Wikitree first earned its fame for a breaking story known by many as the “hanbok incident at Shilla Hotel.” The story was about a celebrated hanbok (traditional Korean clothing) designer who was denied entry to Shilla Hotel`s buffet restaurant because she was wearing a hanbok.
Wikitree is a news website based on social networking services. In just two years since it opened on February 1, 2010, it has carried about 56,000 stories and been cited as one of the media most frequently viewed by Twitter users. The news website is operated mostly along the same lines as Wikipedia. But unlike Wikitree, which has shown such explosive growth, the Korean version of Wikipedia lags far behind, despite having been in operation much longer. It will mark its 10th anniversary in October this year.
To date, Korean Wikipedia has only 186,000 pieces of knowledge posted. Some statistics show that Wikipedia is the least used online search tool compared to the number of Korean Internet users. So how come Wikitree can make it but Wikipedia can`t?
Wikipedia`s co-founder Jimmy Wales says it`s because of a strong rival called “Knowledge Search.” He was, of course, referring to the search portal Naver, where individuals provide separate answers to questions posted on the website. Nobody but the original authors can edit the answers. Wikipedia, on the other hand, has people colluding on a single subject, all the while constantly editing to fine-tune.
Dr. Hwang Joo-seong, senior researcher at the Korea Information Society Development Institute, defines Naver`s Knowledge Search as an “individualistic collective intelligence,” in contrast to Wikipedia, which he calls a “collaborative collective intelligence.” Based on this analysis, he believes the Korean Wikipedia`s lack of progress is due to a cultural and fundamental absence of collaboration and discussion.
Comparing Koreans and Americans who have participated in creating collective intelligence, he has learned that Americans are more appreciative of group processes such as collaboration and discussion. They also believe that collective rewards are more effective in promoting collaboration than individual rewards, and that even a random group of people will eventually establish its own order and rules.
Kim Sang-bae, a professor of diplomatic science at Seoul National University, sees different types of knowledge and information preferred in the East and the West. Westerners place more emphasis on sharing objective information with people in an official relationship. To Asians, emotional contact with their primary group such as family and friends is more important. This is why Koreans prefer empirical knowledge over objective knowledge and find more joy in exchanging thoughts and feelings on social networking sites than from conversing to form new knowledge.
Asians also are guided by the Neo-Confucian view that knowledge represents one`s character.

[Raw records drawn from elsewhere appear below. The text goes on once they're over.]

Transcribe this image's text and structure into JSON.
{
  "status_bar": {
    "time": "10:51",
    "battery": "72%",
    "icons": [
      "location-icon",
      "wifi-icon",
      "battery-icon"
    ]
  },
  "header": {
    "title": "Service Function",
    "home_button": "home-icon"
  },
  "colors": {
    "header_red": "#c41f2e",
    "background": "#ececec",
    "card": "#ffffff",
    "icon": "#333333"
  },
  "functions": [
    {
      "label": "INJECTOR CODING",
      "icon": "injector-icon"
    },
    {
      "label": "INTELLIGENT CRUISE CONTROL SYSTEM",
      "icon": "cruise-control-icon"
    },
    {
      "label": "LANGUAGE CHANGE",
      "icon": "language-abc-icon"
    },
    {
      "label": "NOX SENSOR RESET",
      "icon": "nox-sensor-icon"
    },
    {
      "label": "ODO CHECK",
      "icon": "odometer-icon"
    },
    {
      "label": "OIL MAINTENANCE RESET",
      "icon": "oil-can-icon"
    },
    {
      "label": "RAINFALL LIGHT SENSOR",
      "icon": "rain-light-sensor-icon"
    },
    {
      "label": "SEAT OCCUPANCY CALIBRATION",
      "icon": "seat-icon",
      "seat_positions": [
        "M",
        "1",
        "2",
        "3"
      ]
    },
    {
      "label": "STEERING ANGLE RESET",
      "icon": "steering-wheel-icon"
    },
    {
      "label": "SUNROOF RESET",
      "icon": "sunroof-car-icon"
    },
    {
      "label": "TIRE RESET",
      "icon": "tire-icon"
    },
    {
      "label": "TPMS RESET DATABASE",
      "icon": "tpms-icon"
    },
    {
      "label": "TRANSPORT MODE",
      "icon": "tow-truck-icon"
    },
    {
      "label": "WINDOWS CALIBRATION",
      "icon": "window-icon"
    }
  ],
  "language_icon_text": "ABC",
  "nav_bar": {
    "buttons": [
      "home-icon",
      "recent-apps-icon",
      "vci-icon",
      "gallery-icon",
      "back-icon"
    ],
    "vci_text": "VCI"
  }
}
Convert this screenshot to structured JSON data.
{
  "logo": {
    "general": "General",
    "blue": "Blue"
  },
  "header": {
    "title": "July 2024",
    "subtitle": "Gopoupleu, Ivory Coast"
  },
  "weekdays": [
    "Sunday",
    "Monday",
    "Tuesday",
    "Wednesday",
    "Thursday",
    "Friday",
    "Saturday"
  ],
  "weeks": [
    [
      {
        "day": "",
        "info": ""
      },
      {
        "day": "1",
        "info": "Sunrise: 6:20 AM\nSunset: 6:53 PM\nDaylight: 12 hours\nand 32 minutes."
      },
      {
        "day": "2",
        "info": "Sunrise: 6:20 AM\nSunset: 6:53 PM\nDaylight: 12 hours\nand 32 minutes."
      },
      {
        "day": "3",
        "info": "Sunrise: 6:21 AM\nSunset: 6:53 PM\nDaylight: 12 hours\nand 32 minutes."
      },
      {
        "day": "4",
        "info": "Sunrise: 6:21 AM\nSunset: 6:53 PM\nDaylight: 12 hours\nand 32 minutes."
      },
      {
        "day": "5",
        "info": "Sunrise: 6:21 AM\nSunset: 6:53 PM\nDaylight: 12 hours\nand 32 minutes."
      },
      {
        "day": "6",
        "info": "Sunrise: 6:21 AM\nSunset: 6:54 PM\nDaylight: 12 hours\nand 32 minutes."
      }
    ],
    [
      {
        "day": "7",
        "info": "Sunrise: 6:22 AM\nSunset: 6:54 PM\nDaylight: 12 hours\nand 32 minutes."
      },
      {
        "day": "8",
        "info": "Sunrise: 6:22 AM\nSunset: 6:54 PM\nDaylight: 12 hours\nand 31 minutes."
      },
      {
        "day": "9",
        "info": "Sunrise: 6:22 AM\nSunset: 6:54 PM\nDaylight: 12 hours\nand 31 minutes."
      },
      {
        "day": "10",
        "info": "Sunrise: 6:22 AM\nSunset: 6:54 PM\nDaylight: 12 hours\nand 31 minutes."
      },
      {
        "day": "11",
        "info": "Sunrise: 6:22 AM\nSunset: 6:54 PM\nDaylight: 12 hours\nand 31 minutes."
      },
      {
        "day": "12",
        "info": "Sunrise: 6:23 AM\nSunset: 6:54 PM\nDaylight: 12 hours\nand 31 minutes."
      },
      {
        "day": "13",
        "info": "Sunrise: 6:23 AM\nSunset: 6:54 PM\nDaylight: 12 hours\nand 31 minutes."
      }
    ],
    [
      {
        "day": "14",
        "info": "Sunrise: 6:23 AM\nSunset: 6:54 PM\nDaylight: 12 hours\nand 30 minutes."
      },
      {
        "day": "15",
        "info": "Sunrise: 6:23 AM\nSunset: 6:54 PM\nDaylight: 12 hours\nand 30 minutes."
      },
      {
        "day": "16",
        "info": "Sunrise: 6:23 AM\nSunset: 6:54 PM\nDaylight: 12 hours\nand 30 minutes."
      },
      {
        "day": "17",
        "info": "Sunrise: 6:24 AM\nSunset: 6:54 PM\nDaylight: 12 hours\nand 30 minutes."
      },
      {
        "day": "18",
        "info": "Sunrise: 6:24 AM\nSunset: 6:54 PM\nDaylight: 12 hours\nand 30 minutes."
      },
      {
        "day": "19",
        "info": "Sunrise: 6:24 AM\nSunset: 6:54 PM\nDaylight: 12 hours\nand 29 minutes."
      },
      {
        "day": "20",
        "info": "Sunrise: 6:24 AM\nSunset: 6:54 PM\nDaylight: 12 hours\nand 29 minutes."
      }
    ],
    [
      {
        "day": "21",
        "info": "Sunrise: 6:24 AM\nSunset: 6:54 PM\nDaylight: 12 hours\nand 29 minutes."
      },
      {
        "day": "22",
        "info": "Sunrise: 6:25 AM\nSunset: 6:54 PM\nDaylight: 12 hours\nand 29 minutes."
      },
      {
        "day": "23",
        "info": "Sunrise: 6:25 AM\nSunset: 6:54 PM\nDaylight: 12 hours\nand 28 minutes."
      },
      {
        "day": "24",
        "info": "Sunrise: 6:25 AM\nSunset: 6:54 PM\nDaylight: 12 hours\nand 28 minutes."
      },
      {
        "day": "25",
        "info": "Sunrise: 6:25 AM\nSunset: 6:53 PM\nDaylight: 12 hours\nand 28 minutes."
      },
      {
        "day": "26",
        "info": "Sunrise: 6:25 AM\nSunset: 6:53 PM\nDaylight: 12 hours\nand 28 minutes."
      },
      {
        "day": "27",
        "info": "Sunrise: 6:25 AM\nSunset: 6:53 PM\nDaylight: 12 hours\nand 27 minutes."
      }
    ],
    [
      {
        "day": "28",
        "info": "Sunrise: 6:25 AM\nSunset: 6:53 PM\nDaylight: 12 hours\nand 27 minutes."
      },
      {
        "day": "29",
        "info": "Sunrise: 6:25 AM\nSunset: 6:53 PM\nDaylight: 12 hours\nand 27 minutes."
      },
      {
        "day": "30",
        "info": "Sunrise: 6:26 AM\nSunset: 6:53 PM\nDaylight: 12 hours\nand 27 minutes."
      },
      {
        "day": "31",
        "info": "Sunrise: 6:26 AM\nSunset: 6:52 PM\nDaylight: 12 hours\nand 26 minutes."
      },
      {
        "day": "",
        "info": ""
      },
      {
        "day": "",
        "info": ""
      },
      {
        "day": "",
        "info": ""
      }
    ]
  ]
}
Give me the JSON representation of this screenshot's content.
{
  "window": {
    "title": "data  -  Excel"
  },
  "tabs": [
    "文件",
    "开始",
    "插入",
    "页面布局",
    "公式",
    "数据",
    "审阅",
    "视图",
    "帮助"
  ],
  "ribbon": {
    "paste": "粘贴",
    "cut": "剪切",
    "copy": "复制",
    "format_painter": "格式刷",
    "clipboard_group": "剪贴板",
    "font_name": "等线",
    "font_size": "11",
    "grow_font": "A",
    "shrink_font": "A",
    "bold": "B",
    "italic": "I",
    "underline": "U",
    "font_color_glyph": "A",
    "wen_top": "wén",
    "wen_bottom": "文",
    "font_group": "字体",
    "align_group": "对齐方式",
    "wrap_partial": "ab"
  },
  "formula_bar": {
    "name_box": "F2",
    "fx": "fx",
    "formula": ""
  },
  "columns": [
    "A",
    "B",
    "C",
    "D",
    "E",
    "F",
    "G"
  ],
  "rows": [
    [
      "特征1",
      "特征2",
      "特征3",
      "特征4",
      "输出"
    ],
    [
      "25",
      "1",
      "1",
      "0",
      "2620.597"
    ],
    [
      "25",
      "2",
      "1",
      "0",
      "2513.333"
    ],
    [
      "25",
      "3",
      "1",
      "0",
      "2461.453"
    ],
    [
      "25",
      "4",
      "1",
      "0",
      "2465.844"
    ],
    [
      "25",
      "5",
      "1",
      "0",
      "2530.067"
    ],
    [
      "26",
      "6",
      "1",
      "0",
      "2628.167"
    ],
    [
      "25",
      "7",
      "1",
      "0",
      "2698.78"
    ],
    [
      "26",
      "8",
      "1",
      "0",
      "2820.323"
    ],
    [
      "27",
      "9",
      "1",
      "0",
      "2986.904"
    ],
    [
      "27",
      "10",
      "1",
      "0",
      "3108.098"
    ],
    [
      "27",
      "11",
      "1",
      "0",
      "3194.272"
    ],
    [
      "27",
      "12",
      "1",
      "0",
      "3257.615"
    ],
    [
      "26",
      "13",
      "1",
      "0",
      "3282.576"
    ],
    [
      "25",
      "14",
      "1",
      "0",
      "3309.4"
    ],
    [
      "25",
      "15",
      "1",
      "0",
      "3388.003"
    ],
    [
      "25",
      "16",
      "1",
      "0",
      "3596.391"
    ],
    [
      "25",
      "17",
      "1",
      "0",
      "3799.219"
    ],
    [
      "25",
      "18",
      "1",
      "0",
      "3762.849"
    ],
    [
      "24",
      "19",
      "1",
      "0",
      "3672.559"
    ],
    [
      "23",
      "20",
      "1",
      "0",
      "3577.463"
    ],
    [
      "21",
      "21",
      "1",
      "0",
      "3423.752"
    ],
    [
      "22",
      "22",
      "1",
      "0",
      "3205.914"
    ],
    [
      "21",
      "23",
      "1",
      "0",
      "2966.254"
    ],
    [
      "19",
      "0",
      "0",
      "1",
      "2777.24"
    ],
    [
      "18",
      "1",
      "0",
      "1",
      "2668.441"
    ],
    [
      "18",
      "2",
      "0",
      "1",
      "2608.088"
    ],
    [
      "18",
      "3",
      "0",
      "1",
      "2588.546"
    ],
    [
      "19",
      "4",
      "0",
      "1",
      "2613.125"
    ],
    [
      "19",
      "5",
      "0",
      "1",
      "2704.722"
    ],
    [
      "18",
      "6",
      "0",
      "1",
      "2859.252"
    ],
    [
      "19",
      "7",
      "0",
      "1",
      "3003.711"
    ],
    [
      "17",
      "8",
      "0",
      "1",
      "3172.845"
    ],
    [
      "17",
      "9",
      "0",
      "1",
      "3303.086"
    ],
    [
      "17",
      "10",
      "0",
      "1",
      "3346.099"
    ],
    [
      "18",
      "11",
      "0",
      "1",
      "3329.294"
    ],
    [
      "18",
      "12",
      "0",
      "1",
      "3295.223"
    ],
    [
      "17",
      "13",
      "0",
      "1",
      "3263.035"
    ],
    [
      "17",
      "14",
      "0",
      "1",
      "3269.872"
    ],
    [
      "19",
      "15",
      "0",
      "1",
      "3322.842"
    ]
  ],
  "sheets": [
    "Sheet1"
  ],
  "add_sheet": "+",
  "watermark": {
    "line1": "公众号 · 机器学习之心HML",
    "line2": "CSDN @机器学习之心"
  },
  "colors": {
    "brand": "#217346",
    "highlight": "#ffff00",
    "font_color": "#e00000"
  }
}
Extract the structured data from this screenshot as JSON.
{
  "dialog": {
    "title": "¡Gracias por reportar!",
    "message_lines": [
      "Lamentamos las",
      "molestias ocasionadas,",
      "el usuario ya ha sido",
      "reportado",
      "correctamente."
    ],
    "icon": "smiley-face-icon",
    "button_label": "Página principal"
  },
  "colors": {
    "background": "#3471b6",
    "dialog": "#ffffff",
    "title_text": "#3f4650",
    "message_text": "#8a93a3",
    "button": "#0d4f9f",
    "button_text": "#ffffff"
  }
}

Having one`s writing edited by others, therefore, would be a direct challenge to his or her character. These are the reasons why the Wikipedia model is not applicable to Korean culture.
But what was poison to Wikipedia was the formula of success for Wikitree. The folks at Wikitree may call it “history written together,” but collective effort is rare. Reporters write under authentic IDs and are measured by the amount of writing they produce. The more prolific they become, the bigger the chances of working up to the “pine tree” level, starting from the lowest “apricot tree.” Wikitree is also a media specifically controlled by relationships and networking; more than 70 percent of the website traffic is from those using social networking services such as Twitter and Facebook.
The stark contrast in the development of Wikitree and Wikipedia is unfortunate as it seems to prove that Koreans are interested more in flocking together to exchange trivial information, chit chat and gossip. They seem to lack the selfless intellectual temperament for using verifiable information to create an open-ended knowledge ecosystem for the public at large.
Jeong Yak-yong, one of Korea`s greatest thinkers who went by the pen name of Dasan (“Tea Mountain”), left behind a legacy of more than 500 books co-written with his students of the Dasan Circle in the 18th century, an age without the blessing of the Internet. He must surely have been a mutant. Fortunately for us, a mutation can be inherited.
[ January 18, 2012 ]